[Available data Boundary: Start]
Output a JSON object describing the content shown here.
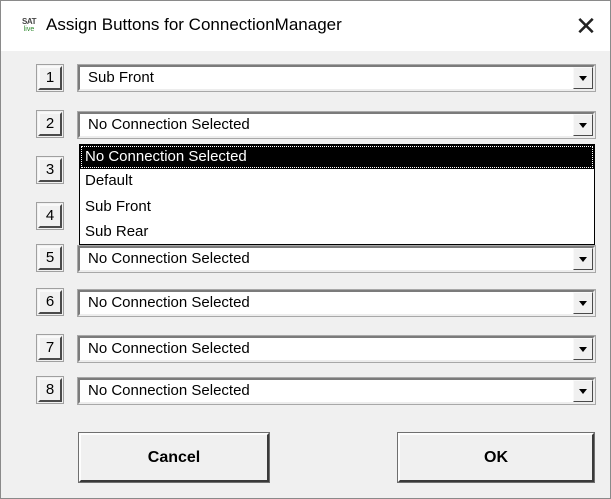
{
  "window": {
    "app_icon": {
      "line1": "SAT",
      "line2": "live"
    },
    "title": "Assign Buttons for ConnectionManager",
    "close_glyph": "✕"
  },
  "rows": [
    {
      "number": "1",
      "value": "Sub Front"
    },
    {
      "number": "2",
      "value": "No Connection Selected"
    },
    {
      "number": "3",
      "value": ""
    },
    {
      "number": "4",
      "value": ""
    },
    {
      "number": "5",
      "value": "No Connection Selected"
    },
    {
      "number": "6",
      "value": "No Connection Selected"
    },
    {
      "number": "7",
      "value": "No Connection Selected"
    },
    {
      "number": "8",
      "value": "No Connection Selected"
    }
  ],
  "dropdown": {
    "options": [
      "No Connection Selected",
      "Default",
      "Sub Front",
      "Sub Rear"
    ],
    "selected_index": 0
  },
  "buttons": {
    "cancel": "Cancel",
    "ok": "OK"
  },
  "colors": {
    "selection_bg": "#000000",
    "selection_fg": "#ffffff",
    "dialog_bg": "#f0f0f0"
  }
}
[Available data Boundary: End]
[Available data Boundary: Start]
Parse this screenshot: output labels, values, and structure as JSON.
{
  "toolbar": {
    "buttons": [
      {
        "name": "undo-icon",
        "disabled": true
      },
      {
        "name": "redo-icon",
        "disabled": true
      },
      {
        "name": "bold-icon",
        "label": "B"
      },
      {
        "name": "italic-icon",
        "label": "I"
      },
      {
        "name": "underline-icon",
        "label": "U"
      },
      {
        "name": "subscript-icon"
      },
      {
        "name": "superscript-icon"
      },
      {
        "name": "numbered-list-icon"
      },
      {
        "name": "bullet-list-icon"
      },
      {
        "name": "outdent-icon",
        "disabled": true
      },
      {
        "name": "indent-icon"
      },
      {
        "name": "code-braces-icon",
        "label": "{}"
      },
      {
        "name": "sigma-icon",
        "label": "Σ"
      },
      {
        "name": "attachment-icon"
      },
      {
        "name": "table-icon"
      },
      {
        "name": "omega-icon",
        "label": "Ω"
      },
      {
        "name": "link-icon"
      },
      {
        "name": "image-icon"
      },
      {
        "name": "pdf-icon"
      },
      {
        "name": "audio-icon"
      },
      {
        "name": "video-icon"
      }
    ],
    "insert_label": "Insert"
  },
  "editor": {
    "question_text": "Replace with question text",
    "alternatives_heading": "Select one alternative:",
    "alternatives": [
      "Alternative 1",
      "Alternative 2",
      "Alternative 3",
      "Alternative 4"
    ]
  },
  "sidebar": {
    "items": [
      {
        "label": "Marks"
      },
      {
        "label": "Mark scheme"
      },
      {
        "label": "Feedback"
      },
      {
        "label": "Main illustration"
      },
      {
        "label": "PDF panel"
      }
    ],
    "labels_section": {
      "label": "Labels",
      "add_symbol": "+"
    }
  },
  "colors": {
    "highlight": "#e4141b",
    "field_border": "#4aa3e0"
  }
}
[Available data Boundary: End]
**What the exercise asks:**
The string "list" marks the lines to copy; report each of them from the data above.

**Exercise solution:**
        "name": "numbered-list-icon"
        "name": "bullet-list-icon"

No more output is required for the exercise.